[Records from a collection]
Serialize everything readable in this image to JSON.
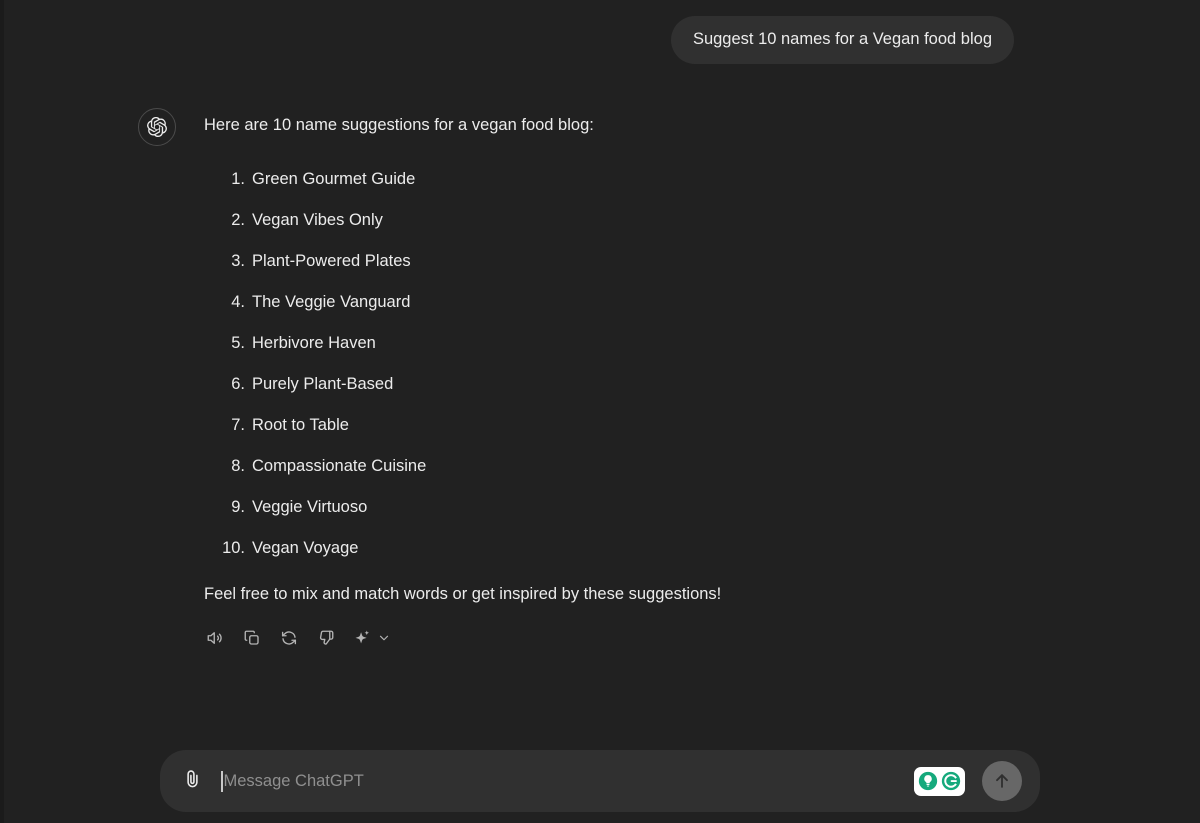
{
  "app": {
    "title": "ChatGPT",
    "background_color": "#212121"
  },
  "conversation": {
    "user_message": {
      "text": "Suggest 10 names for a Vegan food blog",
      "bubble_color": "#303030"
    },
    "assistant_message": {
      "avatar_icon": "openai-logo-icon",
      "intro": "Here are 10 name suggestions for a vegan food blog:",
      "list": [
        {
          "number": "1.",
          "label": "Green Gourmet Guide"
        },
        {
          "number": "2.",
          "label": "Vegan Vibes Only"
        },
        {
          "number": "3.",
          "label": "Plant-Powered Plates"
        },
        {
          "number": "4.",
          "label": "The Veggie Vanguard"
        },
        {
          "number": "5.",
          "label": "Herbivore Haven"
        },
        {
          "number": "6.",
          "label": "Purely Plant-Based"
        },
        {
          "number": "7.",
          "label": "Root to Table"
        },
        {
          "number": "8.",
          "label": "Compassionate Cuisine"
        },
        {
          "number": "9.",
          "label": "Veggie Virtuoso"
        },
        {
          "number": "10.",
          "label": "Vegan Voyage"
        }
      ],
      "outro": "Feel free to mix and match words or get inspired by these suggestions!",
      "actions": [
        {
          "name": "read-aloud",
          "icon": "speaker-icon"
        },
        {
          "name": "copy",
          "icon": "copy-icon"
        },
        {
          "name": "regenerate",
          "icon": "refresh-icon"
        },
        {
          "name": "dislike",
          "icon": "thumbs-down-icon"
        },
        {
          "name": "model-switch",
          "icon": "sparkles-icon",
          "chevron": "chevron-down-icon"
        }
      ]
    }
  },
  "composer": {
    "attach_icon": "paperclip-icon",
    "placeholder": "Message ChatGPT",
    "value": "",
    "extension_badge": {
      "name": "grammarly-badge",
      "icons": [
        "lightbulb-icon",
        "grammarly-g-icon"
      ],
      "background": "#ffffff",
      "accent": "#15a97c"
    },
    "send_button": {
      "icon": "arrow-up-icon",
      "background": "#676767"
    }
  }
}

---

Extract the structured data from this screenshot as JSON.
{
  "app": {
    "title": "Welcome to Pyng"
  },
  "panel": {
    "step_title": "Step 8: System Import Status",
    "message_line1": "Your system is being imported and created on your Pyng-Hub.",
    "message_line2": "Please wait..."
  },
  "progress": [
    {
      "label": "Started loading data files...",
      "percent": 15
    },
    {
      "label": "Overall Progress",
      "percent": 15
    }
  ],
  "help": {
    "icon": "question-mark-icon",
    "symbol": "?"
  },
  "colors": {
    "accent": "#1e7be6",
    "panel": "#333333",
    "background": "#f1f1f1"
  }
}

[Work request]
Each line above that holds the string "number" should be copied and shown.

[Expected output]
          "number": "1.",
          "number": "2.",
          "number": "3.",
          "number": "4.",
          "number": "5.",
          "number": "6.",
          "number": "7.",
          "number": "8.",
          "number": "9.",
          "number": "10.",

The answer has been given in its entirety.